== DIRECTIONS FOR THIS TASK ==
Scan the listing below. Return every line containing the string "desc".

== DATA TO EXAMINE ==

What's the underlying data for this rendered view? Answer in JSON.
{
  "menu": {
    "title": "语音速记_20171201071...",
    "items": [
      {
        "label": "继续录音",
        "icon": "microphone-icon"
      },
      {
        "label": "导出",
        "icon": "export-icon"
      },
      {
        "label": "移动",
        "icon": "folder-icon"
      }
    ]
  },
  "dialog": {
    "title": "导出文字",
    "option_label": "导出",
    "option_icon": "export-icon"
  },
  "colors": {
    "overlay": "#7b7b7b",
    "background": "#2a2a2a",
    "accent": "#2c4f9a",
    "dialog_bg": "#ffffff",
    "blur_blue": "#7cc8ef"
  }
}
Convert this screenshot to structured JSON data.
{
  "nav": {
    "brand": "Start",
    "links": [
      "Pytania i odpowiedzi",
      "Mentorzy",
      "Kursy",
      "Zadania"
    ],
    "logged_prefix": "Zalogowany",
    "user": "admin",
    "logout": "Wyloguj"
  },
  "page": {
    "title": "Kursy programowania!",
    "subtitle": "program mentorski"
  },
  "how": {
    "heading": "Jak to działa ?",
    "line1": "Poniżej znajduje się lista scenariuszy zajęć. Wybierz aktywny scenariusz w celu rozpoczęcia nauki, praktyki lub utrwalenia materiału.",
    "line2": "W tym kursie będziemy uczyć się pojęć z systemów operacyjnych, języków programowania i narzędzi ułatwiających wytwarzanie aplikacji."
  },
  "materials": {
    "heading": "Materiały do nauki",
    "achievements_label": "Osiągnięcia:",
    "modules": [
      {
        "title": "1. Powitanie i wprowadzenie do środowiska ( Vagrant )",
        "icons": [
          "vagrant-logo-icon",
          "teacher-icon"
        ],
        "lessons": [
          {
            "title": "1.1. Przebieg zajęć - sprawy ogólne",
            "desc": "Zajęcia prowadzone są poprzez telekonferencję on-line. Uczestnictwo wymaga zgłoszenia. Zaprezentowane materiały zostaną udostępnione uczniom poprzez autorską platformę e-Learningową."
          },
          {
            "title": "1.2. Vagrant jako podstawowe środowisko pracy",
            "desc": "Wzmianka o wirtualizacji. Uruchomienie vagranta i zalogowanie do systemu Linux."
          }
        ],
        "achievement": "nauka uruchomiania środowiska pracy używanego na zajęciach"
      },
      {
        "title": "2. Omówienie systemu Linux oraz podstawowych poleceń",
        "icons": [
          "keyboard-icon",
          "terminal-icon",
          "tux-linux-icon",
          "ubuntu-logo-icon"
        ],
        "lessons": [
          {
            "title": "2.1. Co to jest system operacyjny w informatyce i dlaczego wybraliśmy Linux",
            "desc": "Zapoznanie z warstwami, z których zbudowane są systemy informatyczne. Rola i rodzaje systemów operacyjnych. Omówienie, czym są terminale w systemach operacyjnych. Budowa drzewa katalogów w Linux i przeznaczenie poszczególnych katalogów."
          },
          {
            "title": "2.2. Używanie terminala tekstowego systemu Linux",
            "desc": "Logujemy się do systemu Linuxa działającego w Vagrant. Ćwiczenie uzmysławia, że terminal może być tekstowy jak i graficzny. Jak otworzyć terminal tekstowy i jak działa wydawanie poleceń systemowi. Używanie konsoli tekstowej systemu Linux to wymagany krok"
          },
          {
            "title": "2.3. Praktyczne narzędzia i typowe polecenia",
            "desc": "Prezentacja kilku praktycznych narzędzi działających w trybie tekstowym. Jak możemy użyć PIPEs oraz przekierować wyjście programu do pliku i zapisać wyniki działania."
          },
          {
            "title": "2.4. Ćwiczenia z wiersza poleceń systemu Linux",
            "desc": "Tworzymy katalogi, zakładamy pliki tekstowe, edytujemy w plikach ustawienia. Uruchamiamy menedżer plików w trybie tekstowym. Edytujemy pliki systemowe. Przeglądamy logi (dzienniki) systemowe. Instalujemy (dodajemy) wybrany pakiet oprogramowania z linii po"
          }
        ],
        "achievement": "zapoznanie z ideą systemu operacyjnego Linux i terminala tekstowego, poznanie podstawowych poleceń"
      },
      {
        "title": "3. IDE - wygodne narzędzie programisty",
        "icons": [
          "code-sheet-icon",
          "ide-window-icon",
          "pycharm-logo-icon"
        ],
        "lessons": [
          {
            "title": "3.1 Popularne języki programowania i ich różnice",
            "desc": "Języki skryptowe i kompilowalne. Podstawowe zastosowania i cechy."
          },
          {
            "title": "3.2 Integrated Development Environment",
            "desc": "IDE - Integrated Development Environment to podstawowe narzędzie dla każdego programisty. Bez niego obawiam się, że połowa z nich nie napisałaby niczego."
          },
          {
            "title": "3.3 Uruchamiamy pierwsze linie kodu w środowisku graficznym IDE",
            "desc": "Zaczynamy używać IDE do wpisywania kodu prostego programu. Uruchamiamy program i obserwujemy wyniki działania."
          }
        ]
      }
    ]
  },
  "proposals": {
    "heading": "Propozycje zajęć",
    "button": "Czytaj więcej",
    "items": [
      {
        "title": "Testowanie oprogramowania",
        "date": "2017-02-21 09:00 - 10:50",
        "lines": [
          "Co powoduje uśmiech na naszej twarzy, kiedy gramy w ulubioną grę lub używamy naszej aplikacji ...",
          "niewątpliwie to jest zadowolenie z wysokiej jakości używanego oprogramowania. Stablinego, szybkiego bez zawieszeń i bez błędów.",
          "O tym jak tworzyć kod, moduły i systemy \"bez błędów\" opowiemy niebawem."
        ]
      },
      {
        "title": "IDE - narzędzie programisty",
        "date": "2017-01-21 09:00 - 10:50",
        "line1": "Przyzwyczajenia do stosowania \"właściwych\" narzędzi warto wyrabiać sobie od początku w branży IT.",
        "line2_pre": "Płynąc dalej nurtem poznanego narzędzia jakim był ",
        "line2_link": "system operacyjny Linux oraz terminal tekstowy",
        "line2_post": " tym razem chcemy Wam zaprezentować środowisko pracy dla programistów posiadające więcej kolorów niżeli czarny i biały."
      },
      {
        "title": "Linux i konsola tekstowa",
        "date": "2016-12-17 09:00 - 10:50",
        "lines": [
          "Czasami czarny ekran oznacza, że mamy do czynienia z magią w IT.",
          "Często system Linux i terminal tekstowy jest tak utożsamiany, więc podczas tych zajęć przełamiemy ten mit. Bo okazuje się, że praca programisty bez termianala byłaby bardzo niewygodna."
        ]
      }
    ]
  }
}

== RESPONSE AREA ==
            "desc": "Zajęcia prowadzone są poprzez telekonferencję on-line. Uczestnictwo wymaga zgłoszenia. Zaprezentowane materiały zostaną udostępnione uczniom poprzez autorską platformę e-Learningową."
            "desc": "Wzmianka o wirtualizacji. Uruchomienie vagranta i zalogowanie do systemu Linux."
            "desc": "Zapoznanie z warstwami, z których zbudowane są systemy informatyczne. Rola i rodzaje systemów operacyjnych. Omówienie, czym są terminale w systemach operacyjnych. Budowa drzewa katalogów w Linux i przeznaczenie poszczególnych katalogów."
            "desc": "Logujemy się do systemu Linuxa działającego w Vagrant. Ćwiczenie uzmysławia, że terminal może być tekstowy jak i graficzny. Jak otworzyć terminal tekstowy i jak działa wydawanie poleceń systemowi. Używanie konsoli tekstowej systemu Linux to wymagany krok"
            "desc": "Prezentacja kilku praktycznych narzędzi działających w trybie tekstowym. Jak możemy użyć PIPEs oraz przekierować wyjście programu do pliku i zapisać wyniki działania."
            "desc": "Tworzymy katalogi, zakładamy pliki tekstowe, edytujemy w plikach ustawienia. Uruchamiamy menedżer plików w trybie tekstowym. Edytujemy pliki systemowe. Przeglądamy logi (dzienniki) systemowe. Instalujemy (dodajemy) wybrany pakiet oprogramowania z linii po"
            "desc": "Języki skryptowe i kompilowalne. Podstawowe zastosowania i cechy."
            "desc": "IDE - Integrated Development Environment to podstawowe narzędzie dla każdego programisty. Bez niego obawiam się, że połowa z nich nie napisałaby niczego."
            "desc": "Zaczynamy używać IDE do wpisywania kodu prostego programu. Uruchamiamy program i obserwujemy wyniki działania."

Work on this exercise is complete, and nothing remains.